      Congratulations to the people who punched a big hole in Iran's nuclear program without any deaths or bombs. Human life is valuable.

  • Lady_Dr

    DUH! What has legal to do with anything – we are talking about international criminals here, rogue governments, etc.

    And just why do you call yourself Scum?

  • RiverFred

    Iran may be planning an EMP attack on the U.S. according to an article I read an EMP attack will cause planes to fall to the earth, render our military helpless, people will starve to death, etc.. Obama's wait, see and hope policy must end, its time for action to stop Iran's nuclear goals.

  • http://informazionecorretta.com Piera Prister

    Stuxnet is doing what president Obama didn't but should . Stuxnet is a marvel, it represents the power of the XXI century intelligence over the Iranian regime's brutality. Last year, in summer Stuxnet disarmed hundreds of uranium enrichment centrifuges that were replaced.
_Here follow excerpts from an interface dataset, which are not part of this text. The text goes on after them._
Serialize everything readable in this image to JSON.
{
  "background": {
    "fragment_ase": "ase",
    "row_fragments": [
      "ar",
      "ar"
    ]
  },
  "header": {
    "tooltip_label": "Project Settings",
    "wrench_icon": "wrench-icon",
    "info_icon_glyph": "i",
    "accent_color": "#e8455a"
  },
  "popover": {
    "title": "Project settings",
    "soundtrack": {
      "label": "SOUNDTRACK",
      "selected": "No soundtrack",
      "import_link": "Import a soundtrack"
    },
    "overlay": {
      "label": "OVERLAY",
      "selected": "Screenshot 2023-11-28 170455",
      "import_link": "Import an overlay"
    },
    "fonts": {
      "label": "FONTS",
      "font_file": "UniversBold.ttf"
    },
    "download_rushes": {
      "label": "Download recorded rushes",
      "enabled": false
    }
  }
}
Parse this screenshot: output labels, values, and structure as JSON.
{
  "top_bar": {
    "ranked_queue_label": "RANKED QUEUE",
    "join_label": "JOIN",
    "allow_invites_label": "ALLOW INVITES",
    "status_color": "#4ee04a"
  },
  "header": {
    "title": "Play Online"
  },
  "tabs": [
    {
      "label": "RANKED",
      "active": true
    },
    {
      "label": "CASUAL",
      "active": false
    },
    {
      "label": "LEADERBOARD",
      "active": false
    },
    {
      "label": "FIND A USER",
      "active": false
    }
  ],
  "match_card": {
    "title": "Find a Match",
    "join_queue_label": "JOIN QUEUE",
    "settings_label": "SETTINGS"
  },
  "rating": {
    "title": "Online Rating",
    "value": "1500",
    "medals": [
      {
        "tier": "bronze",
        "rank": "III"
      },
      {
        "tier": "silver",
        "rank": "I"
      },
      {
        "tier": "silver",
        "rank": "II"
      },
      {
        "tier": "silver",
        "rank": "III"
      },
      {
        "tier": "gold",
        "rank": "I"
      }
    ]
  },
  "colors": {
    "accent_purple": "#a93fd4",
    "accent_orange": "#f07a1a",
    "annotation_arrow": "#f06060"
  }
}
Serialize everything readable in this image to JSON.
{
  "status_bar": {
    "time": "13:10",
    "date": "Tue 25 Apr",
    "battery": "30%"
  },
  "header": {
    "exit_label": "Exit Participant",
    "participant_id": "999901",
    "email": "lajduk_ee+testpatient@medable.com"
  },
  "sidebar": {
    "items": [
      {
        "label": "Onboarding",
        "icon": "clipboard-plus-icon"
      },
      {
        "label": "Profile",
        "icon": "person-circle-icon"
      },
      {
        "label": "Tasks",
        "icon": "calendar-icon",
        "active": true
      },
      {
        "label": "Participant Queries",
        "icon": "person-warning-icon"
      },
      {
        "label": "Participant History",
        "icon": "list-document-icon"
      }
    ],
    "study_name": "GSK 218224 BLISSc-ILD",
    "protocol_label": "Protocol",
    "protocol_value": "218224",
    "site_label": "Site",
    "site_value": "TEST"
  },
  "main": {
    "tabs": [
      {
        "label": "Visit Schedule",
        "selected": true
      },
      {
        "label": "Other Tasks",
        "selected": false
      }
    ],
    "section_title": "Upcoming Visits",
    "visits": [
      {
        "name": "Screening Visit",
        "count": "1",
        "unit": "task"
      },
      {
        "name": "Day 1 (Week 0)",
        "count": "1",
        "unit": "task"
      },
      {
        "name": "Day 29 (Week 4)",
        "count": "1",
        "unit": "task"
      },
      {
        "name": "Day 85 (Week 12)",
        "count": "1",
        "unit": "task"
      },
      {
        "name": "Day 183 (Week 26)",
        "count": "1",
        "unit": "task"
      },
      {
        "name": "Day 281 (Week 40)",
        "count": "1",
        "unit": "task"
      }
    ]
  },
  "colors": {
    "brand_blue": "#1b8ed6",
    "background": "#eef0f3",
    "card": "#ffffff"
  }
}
Last week Stuxnet did it again. The bottom of line is that Stuxnet has declared a cyberwar against Ahmadinejad. Right now we don't have a hero like Ilan Ramon who dared to bomb the Saddam Hussein's nuclear sites, and president Obama is turning a blind eye on it, but we have Stuxnet..

  • Bert

    It is easy to make statements such as this one by ajnn. However, there are persuasive arguments that warn an EMP attack is very possible. I say better to be prepared than sorry.

  • http://nodhimmitude.blogspot.com DagW

    I think we can all relax over any possible computer virus attack on the Modern world, that being so due to Obama hiring a large number of currently unemployed security guards to scan and grope all the secretaries entering places of business that rely in any meaningful way on computer use. I see this as a win-win situation. Unemployed guys will get paid to have fun, and the world will be saved at the same time. Further proof of Obama's genius is not required. He will certainly be re-elected for this move, as it were, alone.

  • LibertyLover

    You are definetly incorrect about the EMP technology. It is 1950's technology first noted by the US during atmospheric testing in the South Pacific. A nuclear detonation in the high atmosphere would result in what is known as the Compton Effect, the motive force behind an EMP attack.

  • groovimus

    The article says " Now that the code is publicly available, it’s only a matter of time before a hacker with less noble ends in mind modifies Stuxnet for more nefarious purposes."

    The author does not mention whether "code" in this context is source code, which would be a serious situation as implied here. But I very seriously doubt the source code is out there, it is likely top secret. So the bad dudes would have only the object code to deal with, and essentially impossible to reverse engineer for any small group or country, even Iran.